All resources in ArgosyUniversity’s online collection are available through the Internet. The campus librarian will provide students with links, user IDs, and passwords.

Library Resources: ArgosyUniversity’s core online collection features nearly 21,000 full-text journals and 23,000 electronic books and other content covering all academic subject areas including Business & Economics, Career & General Education, Computers, Engineering & Applied Science, Humanities, Science, Medicine & Allied Health, and Social & Behavior Sciences. Many titles are directly accessible through the Online Public Access Catalog at Detailed descriptions of online resources are located at

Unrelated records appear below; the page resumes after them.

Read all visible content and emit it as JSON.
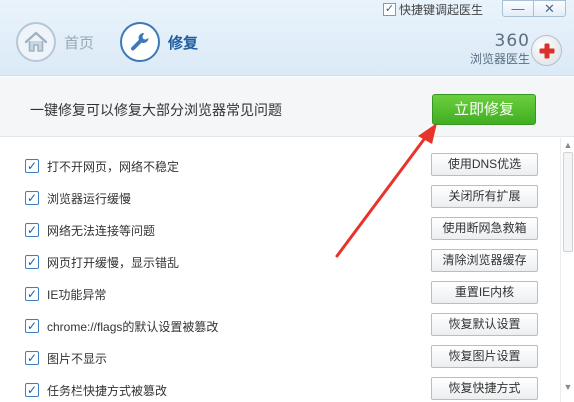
{
  "header": {
    "hotkey_label": "快捷键调起医生",
    "hotkey_checked": "✓",
    "minimize_glyph": "—",
    "close_glyph": "✕",
    "nav": [
      {
        "label": "首页",
        "icon": "home-icon",
        "active": false
      },
      {
        "label": "修复",
        "icon": "wrench-icon",
        "active": true
      }
    ],
    "brand_number": "360",
    "brand_name": "浏览器医生",
    "brand_logo_icon": "medical-cross-icon"
  },
  "subheader": {
    "headline": "一键修复可以修复大部分浏览器常见问题",
    "primary_button": "立即修复"
  },
  "items": [
    {
      "label": "打不开网页，网络不稳定",
      "action": "使用DNS优选",
      "checked": true
    },
    {
      "label": "浏览器运行缓慢",
      "action": "关闭所有扩展",
      "checked": true
    },
    {
      "label": "网络无法连接等问题",
      "action": "使用断网急救箱",
      "checked": true
    },
    {
      "label": "网页打开缓慢，显示错乱",
      "action": "清除浏览器缓存",
      "checked": true
    },
    {
      "label": "IE功能异常",
      "action": "重置IE内核",
      "checked": true
    },
    {
      "label": "chrome://flags的默认设置被篡改",
      "action": "恢复默认设置",
      "checked": true
    },
    {
      "label": "图片不显示",
      "action": "恢复图片设置",
      "checked": true
    },
    {
      "label": "任务栏快捷方式被篡改",
      "action": "恢复快捷方式",
      "checked": true
    }
  ],
  "checkmark": "✓",
  "scrollbar": {
    "up_glyph": "▲",
    "down_glyph": "▼"
  },
  "colors": {
    "accent_blue": "#1f5f9f",
    "primary_green": "#3fae20",
    "annotation_red": "#e8332a"
  }
}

In addition to online resources, ArgosyUniversity’s onsite collections contain a wealth of subject-specific research materials searchable in the Online Public Access Catalog. Catalog searching is easily limited to individual campus collections. Alternatively, students can search combined collections of all Argosy University Libraries. Students are encouraged to seek research and reference assistance from campus librarians.

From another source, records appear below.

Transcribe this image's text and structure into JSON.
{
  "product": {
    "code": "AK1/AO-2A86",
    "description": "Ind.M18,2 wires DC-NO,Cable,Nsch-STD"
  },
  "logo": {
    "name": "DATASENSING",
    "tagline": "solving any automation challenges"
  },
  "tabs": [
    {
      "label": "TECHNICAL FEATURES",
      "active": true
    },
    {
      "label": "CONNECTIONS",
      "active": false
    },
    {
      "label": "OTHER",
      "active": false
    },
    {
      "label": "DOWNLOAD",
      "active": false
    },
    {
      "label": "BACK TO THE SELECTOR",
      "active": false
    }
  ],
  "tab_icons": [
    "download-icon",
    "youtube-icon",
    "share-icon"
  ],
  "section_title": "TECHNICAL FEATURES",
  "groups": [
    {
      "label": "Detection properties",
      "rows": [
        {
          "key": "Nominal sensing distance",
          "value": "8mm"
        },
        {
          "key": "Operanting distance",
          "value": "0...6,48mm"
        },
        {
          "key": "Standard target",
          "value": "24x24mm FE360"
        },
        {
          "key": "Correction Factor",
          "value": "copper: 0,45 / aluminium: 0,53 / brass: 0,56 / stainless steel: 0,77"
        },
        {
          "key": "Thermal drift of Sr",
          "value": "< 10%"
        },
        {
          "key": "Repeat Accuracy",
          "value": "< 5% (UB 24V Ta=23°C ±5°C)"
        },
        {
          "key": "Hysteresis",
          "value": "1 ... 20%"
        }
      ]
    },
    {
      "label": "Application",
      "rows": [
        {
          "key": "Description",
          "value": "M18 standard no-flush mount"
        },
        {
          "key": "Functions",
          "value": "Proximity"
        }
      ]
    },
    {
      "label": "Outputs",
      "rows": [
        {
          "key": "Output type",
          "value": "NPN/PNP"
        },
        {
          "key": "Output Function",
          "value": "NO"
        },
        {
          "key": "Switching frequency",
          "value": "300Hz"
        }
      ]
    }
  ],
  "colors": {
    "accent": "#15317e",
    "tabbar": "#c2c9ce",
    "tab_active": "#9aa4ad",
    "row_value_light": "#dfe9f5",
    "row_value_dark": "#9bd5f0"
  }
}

Information Literacy: ArgosyUniversity’s Information Literacy Tutorial was developed to teach students fundamental and transferable research skills. The tutorial consists of five modules where students learn to select sources appropriate for academic-level research, search periodical indexes and search engines, and evaluate and cite information. In the tutorial, students study concepts and practice them through interactions. At the conclusion of each module, they can test their comprehension and receive immediate feedback. Each module takes less than 20 minutes to complete. Please view the tutorial at

Academic Policies

Academic Dishonesty/Plagiarism: In an effort to foster a spirit of honesty and integrity during the learning process, ArgosyUniversity requires that the submission of all course assignments represent the original work produced by that student. All sources must be documented through normal scholarly references/citations and all work must be submitted using the Publication Manual of the American Psychological Association, 5th Edition (2001). WashingtonDC: American Psychological Association (APA) format. Please refer to Appendix A in the Publication Manual of the American Psychological Association, 5th Edition for thesis and paper format. Students are encouraged to purchase this manual (required in some courses) and become familiar with its content as well as consult the ArgosyUniversity catalog for further information regarding academic dishonesty and plagiarism.

Scholarly writing: The faculty at ArgosyUniversity is dedicated to providing a learning environment that supports scholarly and ethical writing, free from academic dishonesty and plagiarism. This includes the proper and appropriate referencing of all sources. You may be asked to submit your course assignments through “Turnitin,” ( an online resource established to help educators develop writing/research skills and detect potential cases of academic dishonesty. Turnitin compares submitted papers to billions of pages of content and provides a comparison report to your instructor. This comparison detects papers that share common information and duplicative language.

Americans with Disabilities Act Policy

It is the policy of ArgosyUniversity to make reasonable accommodations for qualified students with disabilities, in accordance with the Americans with Disabilities Act (ADA). If a student with disabilities needs accommodations, the student must notify the Director of Student Services. Procedures for documenting student disability and the development of reasonable accommodations will be provided to the student upon request.

Students will be notified by the Director of Student Services when each request for accommodation is approved or denied in writing via a designated form. To receive accommodation in class, it is the student’s responsibility to present the form (at his or her discretion) to the instructor. In an effort to protect student privacy, the Department of Student Services will not discuss the accommodation needs of any student with instructors. Faculty may not make accommodations for individuals who have not been approved in this manner.